Cancer Etiology

In cancer, it's not just about the genes

See allHide authors and affiliations

Science  07 Jul 2017:
Vol. 357, Issue 6346, pp. 44-45
DOI: 10.1126/science.357.6346.44-e

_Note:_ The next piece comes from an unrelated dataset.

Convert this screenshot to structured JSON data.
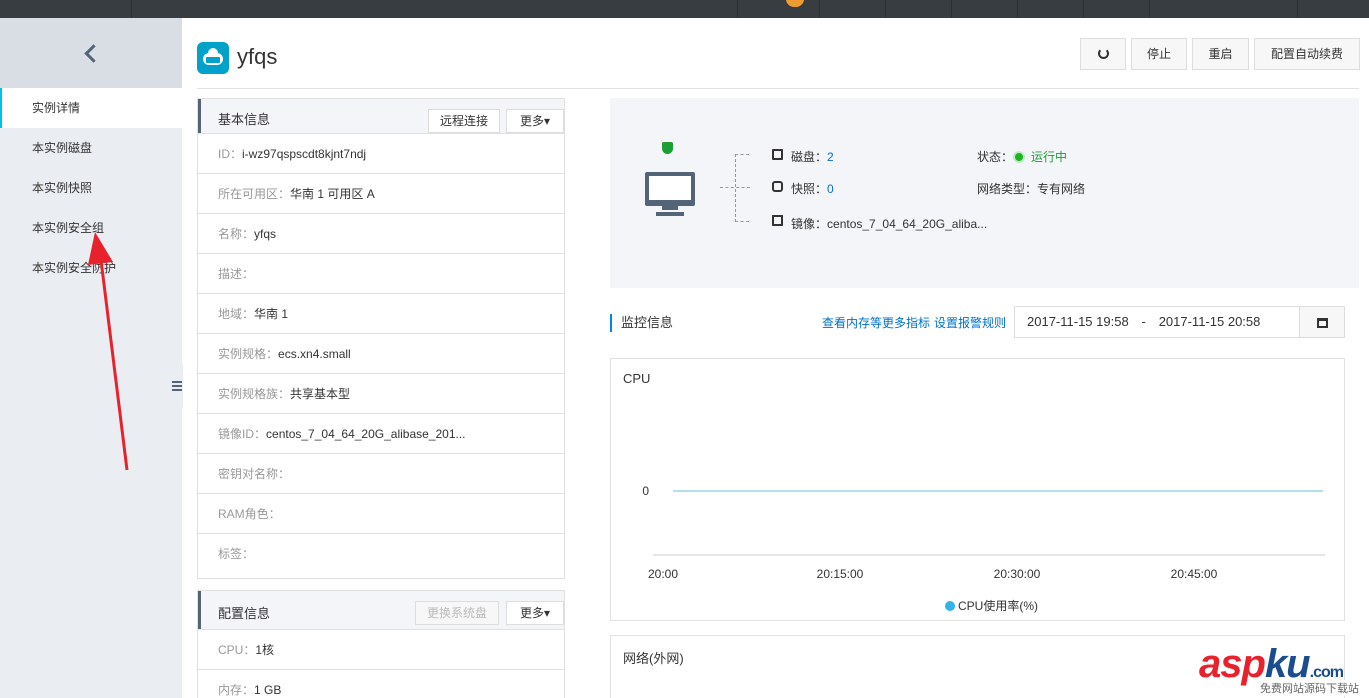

After a decade of productive cancer genome projects, few experts would question the role of genetics in human cancer. Yet environmental factors also contribute. One intriguing hypothesis is that carriers of certain genetic alterations develop cancer because they are less able to cope with environmental or endogenous carcinogens. Tan et al. identified a gene-environment interaction involving BRCA2, a protein that functions to maintain genomic integrity. Inherited mutations in one copy of BRCA2 confer susceptibility to several cancers, including breast cancer. The authors found that exposure of cultured cells to naturally occurring levels of formaldehyde or acetaldehyde induces selective degradation of wild-type BRCA2 protein. This could exacerbate the effect of heterozygous BRCA2 mutations and result in the accumulation of cancer-causing mutations.

Cell 169, 1105 (2017).

Navigate This Article